Plant: perennial herb; to 60 cm tall, with a woody caudex; stems erect, 2-3 mm in diameter at midpoint, numerous Leaves: lanceolate, 1.5-4.5 cm long, pale green above, gray-green below, the blades mostly 2.5-3 times longer than wide; base truncate to acute; margin serrate; apex acute INFLORESCENCE: continuous spikes 8-10(-15) cm long, with 10-15 verticils Flowers: calyx green to tan, 2.5-3.5 mm long, the tube 2(-3) mm long, not appearing plicate, the secondary costae thinner than or equalling the primary costae or indistinct; corolla tube 2.5-3.5 mm long, white; stamens and pistil slightly exserted Fruit: NUTLETS ca. 1 mm long, ca. 0.5 mm wide, ovoid to oblong, light brown, with hairs in upper half Misc: Granitic outcrops, along washes on oak-grassland areas and pinyon-juniper zones; 1600-2300 m (5200-7500 ft); Aug-Oct REFERENCES: Christy, Charlotte M. 2003. Lamiaceae. J. Ariz. - Nev. Acad. Sci. Volume 35(2).
Christy et al. 2003
Duration: Perennial Nativity: Native Lifeform: Subshrub General: Herbs to 60 cm tall with a woody caudex, numerous erect stems, 2-3 mm in diameter at midpoint. Leaves: Lanceolate, 1.5-4.5 cm long, pale green above, gray-green below, the blades mostly 2.5-3 times longer than wide, base truncate to acute, serrate margin, acute apex. Flowers: Continuous spike 8-10 cm long, with 10-15 verticils; calyx green to tan, 2.5-3.5 mm long, the tube 2 mm long, not appearing folded, the secondary costae thinner than or equaling the primary costae or indistinct; corolla tube 2.5-3.5 mm long, white; stamens and pistil slightly exserted. Fruits: Nutlets about 1 mm long, 0.5 mm wide, ovoid to oblong, light brown, with hairs in upper half. Ecology: Found on granitic outcrops, along washes in oak-grassland and pinon juniper zones from 5,000-7,500 ft (1524-2286 m); flowers August-October. Notes: Told apart from other Agastache by its continuous spike, its minute flowers, and its leaves that are much longer than wide. Purported to be at Tonto NM, but there is some question as to the validity of this, due to the range of the species.
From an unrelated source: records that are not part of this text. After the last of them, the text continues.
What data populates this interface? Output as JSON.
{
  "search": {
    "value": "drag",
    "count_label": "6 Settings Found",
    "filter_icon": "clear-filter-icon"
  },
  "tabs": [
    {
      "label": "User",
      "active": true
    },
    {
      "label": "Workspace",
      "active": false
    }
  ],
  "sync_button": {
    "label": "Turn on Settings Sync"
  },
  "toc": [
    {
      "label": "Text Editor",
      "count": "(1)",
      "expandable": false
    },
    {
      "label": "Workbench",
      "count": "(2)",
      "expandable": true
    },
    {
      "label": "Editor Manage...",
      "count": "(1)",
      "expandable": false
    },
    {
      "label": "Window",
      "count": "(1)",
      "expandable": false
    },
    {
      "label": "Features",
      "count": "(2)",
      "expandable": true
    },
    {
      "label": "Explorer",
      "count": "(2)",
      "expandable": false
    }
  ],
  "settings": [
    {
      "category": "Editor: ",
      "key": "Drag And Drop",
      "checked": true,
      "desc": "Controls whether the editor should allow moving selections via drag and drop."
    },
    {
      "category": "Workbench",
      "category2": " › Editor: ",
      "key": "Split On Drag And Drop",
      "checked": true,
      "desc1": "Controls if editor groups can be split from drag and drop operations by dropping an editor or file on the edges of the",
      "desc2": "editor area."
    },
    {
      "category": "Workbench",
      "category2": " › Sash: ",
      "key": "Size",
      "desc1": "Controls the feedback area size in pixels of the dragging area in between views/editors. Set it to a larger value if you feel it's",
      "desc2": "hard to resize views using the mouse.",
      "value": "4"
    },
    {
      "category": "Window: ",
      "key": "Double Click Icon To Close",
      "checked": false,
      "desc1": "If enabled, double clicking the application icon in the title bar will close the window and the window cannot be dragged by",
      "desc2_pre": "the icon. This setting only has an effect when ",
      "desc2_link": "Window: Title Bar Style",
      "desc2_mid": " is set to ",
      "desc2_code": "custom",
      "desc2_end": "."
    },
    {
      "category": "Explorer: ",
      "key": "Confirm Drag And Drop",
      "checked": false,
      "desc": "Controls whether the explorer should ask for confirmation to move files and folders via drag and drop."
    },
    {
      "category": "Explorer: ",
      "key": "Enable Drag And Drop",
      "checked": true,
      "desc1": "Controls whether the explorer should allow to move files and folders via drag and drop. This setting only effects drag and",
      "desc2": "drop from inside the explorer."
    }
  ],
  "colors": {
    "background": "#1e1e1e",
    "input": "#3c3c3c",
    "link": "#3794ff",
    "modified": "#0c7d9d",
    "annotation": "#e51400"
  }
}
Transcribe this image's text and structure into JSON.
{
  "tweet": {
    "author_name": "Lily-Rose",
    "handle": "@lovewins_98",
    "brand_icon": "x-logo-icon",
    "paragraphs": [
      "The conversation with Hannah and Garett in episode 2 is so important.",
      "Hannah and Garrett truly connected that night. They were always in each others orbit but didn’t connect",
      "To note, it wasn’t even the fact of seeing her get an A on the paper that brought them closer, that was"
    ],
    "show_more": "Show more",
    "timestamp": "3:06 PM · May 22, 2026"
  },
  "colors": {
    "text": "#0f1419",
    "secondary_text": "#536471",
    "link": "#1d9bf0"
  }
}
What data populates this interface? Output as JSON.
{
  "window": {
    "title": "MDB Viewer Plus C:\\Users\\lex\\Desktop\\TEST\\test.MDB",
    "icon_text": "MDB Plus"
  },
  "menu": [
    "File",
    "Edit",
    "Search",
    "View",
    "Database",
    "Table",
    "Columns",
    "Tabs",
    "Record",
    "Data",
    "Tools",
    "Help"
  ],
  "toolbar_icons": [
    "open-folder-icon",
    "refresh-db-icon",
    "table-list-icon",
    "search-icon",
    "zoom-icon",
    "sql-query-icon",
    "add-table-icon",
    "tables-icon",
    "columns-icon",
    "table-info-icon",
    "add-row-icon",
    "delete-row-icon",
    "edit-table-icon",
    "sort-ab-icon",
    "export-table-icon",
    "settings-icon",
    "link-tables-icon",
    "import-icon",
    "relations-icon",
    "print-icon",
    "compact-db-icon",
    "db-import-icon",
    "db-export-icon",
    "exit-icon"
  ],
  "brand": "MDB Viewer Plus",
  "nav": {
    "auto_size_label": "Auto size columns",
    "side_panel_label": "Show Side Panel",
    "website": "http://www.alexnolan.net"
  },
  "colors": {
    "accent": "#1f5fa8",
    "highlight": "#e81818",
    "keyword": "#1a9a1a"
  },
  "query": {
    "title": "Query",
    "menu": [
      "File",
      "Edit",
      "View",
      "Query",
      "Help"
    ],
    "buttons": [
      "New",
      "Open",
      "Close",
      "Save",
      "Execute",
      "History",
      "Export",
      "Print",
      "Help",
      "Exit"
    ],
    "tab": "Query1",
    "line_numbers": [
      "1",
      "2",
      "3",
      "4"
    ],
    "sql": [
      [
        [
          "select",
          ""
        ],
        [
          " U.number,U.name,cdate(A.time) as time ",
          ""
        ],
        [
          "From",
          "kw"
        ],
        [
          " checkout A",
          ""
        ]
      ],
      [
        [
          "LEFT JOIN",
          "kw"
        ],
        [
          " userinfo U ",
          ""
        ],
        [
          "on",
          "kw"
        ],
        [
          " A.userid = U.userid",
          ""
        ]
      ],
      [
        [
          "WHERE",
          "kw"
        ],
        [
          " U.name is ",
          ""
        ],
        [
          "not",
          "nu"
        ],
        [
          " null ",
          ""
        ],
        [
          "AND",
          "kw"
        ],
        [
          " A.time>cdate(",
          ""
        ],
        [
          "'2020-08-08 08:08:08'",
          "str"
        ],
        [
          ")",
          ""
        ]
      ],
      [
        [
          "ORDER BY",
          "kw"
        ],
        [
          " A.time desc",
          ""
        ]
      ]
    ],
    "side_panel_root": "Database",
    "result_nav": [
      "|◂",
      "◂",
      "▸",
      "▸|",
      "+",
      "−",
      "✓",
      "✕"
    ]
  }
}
Collect this species or genera for further clarity. Ethnobotany: Unknown, but other species in this genus have a variety of medicinal uses. Etymology: Agastache is from Greek agan, very much, and stachys, an ear of corn or wheat, in reference to the spikes of the plant, while micrantha means small flowered. Synonyms: Cedronella micrantha Editor: SBuckley, 2010